The exact circumstances of the ship's loss remain uncertain, but the gunboat Avon — which arrived at Portsmouth on 19 April from the Chile station — reported "that at the Azores she noticed immense quantities of wreckage floating about... in fact the sea was strewn with spars etc." [3] Two days later, amid mounting concern that the loss of the ship might have been prevented had her crew not been so inexperienced, The Times editorialised: "There can be no question of the criminal folly of sending some 300 lads who have never been to sea before in a training ship without a sufficient number of trained an experienced seamen to take charge of her in exceptional circumstances. The ship's company of the Atalanta numbered only about 11 able seamen, and when we consider that young lads are often afraid to go aloft in a gale to take down sail... a special danger attaching to the Atalanta becomes apparent."[4]

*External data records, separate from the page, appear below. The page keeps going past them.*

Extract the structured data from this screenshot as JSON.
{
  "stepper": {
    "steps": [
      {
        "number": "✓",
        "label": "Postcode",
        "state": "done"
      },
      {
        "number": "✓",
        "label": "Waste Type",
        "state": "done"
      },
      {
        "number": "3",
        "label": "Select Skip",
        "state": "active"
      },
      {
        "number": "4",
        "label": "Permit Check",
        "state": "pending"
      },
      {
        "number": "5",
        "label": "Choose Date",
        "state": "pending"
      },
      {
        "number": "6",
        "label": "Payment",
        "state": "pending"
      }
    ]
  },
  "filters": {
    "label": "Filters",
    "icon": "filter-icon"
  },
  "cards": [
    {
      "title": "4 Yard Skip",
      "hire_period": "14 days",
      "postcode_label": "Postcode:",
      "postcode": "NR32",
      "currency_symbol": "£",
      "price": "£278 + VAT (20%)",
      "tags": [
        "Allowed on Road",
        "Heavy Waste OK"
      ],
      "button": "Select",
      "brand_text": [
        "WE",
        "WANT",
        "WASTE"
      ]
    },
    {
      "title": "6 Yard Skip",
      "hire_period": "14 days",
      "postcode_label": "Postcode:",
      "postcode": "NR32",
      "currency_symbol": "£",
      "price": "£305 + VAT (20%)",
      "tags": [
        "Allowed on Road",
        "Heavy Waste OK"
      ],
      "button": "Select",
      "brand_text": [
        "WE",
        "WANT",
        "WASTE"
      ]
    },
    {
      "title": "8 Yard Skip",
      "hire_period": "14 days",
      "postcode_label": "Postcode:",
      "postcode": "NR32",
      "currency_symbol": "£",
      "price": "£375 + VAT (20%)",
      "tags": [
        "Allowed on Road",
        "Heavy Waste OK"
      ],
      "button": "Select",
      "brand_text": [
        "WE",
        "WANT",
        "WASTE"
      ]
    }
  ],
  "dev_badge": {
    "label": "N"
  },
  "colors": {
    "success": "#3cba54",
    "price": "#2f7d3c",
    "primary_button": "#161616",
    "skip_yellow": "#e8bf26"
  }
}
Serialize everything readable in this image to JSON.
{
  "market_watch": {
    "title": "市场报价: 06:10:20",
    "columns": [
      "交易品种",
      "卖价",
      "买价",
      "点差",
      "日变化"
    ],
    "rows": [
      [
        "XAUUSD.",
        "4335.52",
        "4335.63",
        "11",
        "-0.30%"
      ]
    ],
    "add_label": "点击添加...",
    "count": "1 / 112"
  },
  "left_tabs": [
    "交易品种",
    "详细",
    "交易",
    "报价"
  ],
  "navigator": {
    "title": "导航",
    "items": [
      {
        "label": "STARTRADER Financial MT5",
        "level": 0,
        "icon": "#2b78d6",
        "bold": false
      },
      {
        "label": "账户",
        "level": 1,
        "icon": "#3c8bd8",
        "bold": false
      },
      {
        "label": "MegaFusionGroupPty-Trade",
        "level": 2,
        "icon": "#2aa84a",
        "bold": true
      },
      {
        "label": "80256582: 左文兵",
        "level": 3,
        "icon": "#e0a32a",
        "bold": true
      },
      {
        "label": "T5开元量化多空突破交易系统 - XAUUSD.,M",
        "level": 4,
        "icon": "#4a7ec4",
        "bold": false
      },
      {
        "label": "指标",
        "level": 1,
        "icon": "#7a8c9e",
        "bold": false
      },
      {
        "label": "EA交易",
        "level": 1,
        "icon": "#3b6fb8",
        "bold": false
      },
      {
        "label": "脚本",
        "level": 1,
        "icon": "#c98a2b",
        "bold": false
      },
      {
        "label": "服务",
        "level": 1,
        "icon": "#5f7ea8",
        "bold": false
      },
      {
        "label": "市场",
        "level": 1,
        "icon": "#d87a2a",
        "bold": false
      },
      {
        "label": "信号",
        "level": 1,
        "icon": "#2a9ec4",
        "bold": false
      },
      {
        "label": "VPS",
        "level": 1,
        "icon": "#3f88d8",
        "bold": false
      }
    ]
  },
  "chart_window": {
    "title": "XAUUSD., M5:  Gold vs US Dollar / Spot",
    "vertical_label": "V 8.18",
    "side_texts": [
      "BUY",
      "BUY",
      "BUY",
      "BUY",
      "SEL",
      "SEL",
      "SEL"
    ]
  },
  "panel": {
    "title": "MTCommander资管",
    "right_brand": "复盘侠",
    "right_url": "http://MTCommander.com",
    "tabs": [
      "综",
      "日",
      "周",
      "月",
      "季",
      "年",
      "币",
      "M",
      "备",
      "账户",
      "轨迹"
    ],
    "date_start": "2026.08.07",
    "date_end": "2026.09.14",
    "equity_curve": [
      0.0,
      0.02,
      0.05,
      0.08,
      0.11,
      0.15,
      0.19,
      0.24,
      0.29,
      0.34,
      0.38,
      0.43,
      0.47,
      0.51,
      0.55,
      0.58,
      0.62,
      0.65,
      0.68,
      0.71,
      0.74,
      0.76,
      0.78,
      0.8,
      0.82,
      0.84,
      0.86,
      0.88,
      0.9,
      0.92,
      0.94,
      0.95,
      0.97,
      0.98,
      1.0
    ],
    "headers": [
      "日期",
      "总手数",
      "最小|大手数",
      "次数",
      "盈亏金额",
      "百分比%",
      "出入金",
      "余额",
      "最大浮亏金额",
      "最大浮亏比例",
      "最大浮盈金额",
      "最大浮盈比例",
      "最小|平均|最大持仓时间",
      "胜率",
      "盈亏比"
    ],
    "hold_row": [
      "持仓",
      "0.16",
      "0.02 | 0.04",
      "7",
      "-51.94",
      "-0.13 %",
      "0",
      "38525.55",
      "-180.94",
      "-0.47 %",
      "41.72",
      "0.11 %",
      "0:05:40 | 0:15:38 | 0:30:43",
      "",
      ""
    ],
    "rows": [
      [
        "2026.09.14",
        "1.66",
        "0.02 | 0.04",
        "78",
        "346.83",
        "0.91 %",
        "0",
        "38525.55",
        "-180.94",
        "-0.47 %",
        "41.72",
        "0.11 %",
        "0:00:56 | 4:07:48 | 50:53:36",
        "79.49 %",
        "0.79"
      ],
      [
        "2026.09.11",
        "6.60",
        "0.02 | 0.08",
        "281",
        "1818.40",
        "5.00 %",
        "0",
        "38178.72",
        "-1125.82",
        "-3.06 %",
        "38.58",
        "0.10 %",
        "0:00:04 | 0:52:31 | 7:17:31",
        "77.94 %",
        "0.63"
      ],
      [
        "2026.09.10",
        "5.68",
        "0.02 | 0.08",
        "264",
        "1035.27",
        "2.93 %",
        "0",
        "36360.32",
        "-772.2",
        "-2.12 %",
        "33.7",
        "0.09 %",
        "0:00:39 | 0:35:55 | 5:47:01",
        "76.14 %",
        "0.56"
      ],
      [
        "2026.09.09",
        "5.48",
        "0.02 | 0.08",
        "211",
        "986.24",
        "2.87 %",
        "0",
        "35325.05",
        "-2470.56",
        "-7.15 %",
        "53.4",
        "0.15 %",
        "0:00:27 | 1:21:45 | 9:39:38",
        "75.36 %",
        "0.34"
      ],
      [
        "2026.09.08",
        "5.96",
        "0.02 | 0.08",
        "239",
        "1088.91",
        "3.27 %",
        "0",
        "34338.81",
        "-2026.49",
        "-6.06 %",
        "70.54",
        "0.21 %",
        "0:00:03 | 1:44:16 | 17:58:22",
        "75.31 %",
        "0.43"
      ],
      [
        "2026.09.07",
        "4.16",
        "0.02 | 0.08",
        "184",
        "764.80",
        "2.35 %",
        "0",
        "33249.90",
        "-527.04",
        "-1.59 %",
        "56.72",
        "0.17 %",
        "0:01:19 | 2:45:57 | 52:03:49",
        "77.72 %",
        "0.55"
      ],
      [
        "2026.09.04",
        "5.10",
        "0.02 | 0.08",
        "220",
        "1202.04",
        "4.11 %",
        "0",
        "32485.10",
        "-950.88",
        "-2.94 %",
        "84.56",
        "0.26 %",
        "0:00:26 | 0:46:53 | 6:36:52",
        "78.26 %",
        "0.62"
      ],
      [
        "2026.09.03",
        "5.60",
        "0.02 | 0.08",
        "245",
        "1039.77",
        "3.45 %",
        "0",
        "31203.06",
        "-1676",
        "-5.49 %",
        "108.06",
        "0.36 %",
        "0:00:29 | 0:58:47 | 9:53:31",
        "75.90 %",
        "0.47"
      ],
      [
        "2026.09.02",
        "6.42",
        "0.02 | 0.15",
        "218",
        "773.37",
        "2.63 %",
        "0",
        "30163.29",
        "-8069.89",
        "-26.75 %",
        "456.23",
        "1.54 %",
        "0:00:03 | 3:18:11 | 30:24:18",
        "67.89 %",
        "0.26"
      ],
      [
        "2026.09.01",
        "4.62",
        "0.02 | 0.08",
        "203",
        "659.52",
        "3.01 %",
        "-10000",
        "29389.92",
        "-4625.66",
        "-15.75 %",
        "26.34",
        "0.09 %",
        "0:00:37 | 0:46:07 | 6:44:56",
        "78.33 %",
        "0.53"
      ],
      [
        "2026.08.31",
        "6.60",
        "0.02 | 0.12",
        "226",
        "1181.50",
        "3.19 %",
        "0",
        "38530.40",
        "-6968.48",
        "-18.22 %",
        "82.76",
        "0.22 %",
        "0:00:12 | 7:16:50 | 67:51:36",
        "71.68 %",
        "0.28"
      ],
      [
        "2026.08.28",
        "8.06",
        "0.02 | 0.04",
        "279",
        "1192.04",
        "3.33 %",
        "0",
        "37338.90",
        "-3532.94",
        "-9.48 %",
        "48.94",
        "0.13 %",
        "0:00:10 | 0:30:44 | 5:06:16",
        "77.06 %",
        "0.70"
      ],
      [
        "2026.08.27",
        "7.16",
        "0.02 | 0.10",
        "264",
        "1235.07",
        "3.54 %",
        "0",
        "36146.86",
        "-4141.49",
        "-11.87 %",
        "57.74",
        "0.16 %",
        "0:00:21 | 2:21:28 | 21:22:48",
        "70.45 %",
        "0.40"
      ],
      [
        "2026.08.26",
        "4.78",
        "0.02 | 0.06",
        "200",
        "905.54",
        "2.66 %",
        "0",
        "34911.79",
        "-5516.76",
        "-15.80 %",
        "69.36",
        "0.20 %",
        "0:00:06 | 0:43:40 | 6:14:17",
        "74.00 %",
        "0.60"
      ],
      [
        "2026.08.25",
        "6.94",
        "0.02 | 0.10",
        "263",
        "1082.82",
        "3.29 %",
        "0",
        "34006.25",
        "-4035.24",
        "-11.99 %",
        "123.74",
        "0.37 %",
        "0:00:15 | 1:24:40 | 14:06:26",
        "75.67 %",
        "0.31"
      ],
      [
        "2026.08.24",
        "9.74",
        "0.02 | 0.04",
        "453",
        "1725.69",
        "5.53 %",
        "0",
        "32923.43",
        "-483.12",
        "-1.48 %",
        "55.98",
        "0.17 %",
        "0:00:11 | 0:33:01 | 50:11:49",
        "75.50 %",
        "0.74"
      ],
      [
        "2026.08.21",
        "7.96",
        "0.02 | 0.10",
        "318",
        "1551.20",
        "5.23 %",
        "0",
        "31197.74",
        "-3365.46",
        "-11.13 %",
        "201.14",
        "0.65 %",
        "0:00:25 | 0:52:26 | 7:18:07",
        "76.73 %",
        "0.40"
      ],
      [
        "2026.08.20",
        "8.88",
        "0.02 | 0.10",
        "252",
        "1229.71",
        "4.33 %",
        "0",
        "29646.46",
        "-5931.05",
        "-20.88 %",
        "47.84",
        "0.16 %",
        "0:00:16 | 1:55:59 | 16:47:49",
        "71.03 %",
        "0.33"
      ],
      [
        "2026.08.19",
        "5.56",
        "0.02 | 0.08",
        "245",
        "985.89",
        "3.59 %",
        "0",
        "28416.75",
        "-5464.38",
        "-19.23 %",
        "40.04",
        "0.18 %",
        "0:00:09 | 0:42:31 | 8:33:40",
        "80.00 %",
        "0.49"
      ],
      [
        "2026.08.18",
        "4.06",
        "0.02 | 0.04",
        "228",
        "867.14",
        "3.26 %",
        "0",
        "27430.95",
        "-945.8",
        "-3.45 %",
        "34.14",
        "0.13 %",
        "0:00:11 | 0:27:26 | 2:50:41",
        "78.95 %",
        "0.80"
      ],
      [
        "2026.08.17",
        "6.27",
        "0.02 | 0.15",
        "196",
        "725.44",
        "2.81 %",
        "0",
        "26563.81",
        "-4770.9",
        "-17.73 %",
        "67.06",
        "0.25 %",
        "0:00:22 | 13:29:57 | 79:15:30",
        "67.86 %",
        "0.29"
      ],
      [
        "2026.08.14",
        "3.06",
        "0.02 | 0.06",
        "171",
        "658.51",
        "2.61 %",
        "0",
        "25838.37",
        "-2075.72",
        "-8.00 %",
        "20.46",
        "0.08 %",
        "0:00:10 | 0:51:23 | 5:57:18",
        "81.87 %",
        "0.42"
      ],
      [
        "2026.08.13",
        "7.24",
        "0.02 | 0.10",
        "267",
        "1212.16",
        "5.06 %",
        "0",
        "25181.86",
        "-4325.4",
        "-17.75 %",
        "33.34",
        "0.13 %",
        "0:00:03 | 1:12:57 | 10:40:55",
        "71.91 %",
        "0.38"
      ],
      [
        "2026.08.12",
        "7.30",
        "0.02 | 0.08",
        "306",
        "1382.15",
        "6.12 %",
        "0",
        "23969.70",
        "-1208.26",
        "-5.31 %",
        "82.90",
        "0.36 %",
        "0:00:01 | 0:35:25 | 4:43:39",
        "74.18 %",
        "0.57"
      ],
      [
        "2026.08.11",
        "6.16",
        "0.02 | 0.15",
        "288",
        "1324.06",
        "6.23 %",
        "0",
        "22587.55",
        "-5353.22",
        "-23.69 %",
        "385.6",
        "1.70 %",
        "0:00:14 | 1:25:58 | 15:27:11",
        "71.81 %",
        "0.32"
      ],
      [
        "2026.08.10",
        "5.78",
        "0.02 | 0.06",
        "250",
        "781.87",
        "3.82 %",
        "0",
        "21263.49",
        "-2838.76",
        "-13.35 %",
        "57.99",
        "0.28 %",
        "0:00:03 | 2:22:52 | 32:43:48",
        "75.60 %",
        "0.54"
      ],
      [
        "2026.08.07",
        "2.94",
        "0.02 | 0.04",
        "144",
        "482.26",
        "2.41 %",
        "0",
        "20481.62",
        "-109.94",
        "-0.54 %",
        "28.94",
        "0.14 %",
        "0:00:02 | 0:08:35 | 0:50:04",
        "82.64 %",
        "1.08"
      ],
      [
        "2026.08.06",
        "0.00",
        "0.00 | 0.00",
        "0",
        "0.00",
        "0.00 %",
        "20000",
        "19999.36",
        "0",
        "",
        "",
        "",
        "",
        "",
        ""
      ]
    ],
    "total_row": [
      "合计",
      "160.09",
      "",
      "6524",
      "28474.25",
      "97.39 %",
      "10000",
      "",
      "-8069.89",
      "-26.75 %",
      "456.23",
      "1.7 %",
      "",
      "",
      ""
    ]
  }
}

A Royal Navy service record from the last completed training mission before Atalanta's loss

A memorial in St Ann's Church, Portsmouth, names a total of 281 fatalities in the disaster. Among those lost was Philip Fisher, a lieutenant who had enlisted the support of Queen Victoria to obtain a commission to the ship.[5] He was the younger brother of the future Admiral of the Fleet Lord Jacky Fisher.[6]

References[edit]

  1. ^ The Times, 15 April 1880.
  2. ^ The Times, 27 April 1880.
  3. ^ The Times, 20 April 1880.
  4. ^ The Times, 21 April 1880.
  5. ^ Mackay, Ruddock (1973). Fisher of Kilverstone. Oxford: Clarendon Press, p.149.
  6. ^ Memorials & Monuments in St Ann's Church - HMS Atalanta -

Sources[edit]